RMT claims strike-hit Southern rail 'out of control'
Managers on Southern rail have had to work as conductors on a reduced timetable brought in to cope with disruption, the RMT union has claimed.
The union, which is in dispute with parent firm Govia Thameslink (GTR) over guards' roles, said managers with the correct safety certification had been "press-ganged" into working on trains.
The RMT said it was "crisis management that is simply out of control".
Southern said it made no apology for using all qualified staff on trains.
The new timetable has seen 341 trains axed each day. Southern previously ran 2,242 services each weekday.
Union chief Mick Cash said: "GTR/Southern told the public the emergency timetable was drawn up to fit with current available staff members.
"It was yet another pack of lies from a basket-case franchise in terminal meltdown."
A Southern spokeswoman said: "The changes we made have so far delivered an encouraging start to what we wanted to give our passengers: a more robust timetable with more trains running to schedule at times when people need them most.
"But while we cautiously welcome this news, it is early days and we also realise that what our passengers really want is for us to get back to our normal timetable as quickly as possible."
She added: "We make no apology for using all qualified staff to allow us to run as many trains as possible during this period of high sickness amongst RMT members.
"Our passengers would expect nothing less, and we shall continue to do so when and where necessary."
GTR has blamed issues with crew availability for delays and cancellations of services - the RMT has denied claims staff sickness amounted to unofficial industrial action.
Campaigners in Seaford, who plan to protest later, have said the town has lost all its trains apart from a "small handful", with thousands of commuters, children and families affected.
One disabled passenger who commutes from Seaford to Brighton said he was stopped from using a bus replacement service because his wheelchair was "too big and heavy to get on".
Web designer Sam Taylor said he had to wait for two more buses before he could eventually board one.
"It's really difficult because there are no trains running at all," he said.
"I used to rely on the trains for my independence and now I feel that has been taken away from me.
"I can't get into Brighton at all without getting buses, which aren't very accessible anyway. If there's no space on the bus there's no other way to get into Brighton on my own."
A Southern spokesman responded: "We are very sorry for what happened to Mr Taylor. We pride ourselves on offering people of all abilities access to our services and if we cannot then we will arrange a free alternative.

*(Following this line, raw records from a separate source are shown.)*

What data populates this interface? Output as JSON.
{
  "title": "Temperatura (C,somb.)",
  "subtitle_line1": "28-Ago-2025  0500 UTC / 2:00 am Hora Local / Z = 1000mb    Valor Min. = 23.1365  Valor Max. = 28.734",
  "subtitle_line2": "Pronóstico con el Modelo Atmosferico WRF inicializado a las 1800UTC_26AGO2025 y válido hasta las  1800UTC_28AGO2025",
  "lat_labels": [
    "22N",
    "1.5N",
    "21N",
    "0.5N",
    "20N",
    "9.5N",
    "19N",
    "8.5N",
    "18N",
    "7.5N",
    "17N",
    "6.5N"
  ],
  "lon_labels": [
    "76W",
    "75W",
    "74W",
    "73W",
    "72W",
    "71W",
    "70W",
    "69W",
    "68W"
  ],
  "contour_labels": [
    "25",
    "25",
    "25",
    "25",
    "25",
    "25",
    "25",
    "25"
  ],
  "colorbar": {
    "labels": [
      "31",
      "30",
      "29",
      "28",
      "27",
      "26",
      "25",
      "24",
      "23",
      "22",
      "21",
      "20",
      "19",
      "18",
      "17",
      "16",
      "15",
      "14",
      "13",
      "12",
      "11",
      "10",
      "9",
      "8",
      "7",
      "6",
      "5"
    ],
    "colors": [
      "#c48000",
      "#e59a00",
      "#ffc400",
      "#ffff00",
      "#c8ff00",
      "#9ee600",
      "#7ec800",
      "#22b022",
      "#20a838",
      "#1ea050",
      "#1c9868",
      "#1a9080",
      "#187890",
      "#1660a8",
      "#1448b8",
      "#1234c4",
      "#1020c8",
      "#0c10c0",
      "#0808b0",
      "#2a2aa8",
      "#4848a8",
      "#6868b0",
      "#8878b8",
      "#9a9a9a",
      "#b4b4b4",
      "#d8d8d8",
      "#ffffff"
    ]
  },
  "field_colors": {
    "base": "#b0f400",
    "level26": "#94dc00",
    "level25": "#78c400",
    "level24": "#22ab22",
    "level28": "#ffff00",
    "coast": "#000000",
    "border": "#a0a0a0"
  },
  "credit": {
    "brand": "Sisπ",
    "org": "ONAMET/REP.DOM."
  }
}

"Most of the buses at Seaford - as many as we could source - are accessible and for those that are not, our station staff would have provided a free taxi if asked."

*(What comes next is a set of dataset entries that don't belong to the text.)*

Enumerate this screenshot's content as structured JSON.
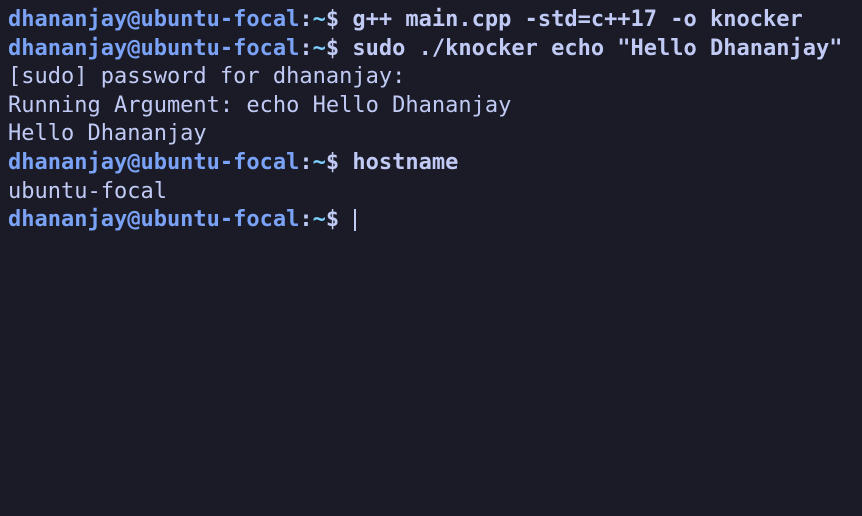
{
  "prompt": {
    "user_host": "dhananjay@ubuntu-focal",
    "colon": ":",
    "path": "~",
    "symbol": "$"
  },
  "lines": [
    {
      "type": "cmd",
      "command": "g++ main.cpp -std=c++17 -o knocker"
    },
    {
      "type": "cmd",
      "command": "sudo ./knocker echo \"Hello Dhananjay\""
    },
    {
      "type": "out",
      "text": "[sudo] password for dhananjay: "
    },
    {
      "type": "out",
      "text": "Running Argument: echo Hello Dhananjay"
    },
    {
      "type": "out",
      "text": "Hello Dhananjay"
    },
    {
      "type": "cmd",
      "command": "hostname"
    },
    {
      "type": "out",
      "text": "ubuntu-focal"
    },
    {
      "type": "cmd",
      "command": "",
      "cursor": true
    }
  ]
}
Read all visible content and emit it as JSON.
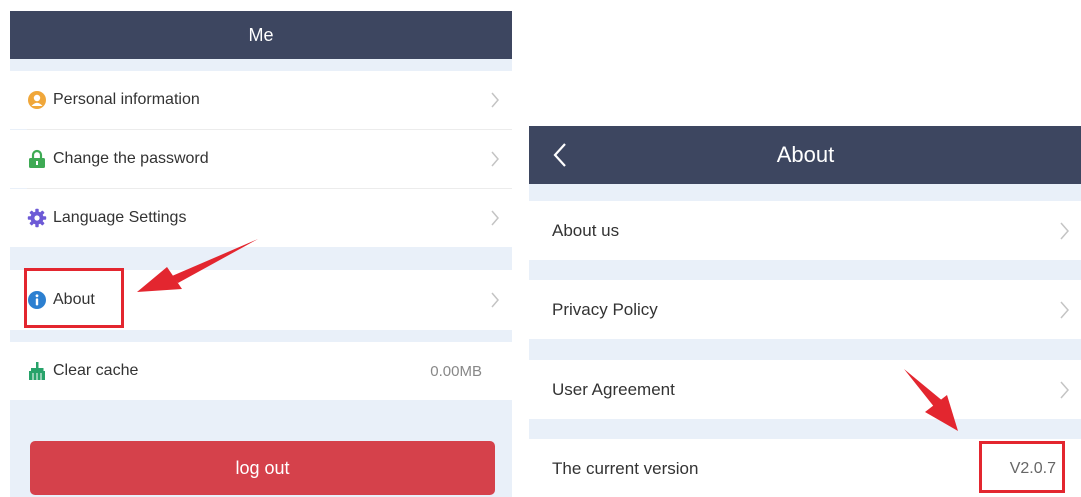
{
  "me_screen": {
    "title": "Me",
    "items": [
      {
        "label": "Personal information",
        "icon": "person-icon",
        "color": "#f0a73a"
      },
      {
        "label": "Change the password",
        "icon": "lock-icon",
        "color": "#3eaa54"
      },
      {
        "label": "Language Settings",
        "icon": "gear-icon",
        "color": "#6d5ad6"
      },
      {
        "label": "About",
        "icon": "info-icon",
        "color": "#2c7fd0"
      },
      {
        "label": "Clear cache",
        "icon": "broom-icon",
        "color": "#27a36a",
        "value": "0.00MB"
      }
    ],
    "logout_label": "log out"
  },
  "about_screen": {
    "title": "About",
    "items": [
      {
        "label": "About us"
      },
      {
        "label": "Privacy Policy"
      },
      {
        "label": "User Agreement"
      },
      {
        "label": "The current version",
        "value": "V2.0.7"
      }
    ]
  },
  "colors": {
    "navbar": "#3d4660",
    "background": "#e9f0f9",
    "logout_button": "#d5414b",
    "annotation": "#e3262f"
  }
}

The rail operator wants to use new trains where the driver operates the doors using CCTV.
But the RMT union, which fears job losses, claims two staff members are safer than one. It has offered to suspend industrial action if Southern agrees not to implement changes.
London Mayor Sadiq Khan has called on the government to strip GTR of its franchise.
He said: "Passengers are paying thousands of pounds for a service that, rather than being 'turn up and go', has become 'turn up and hope'."
The mayor wants the government to take temporary responsibility for Southern services and a speedier timetable for transferring suburban services to Transport for London.
Transport Secretary Patrick McLoughlin has said he shares the "fury" of passengers and the government is "playing its part" by investing in the network.
He has accused the RMT of having an "absurd" attitude.
"There is no threat to safety, no threat to jobs, no threat to pay and yet they continue disrupting passengers' lives on a daily basis," he said.
Commuters angered by disruption staged a demonstration at London Victoria on Monday.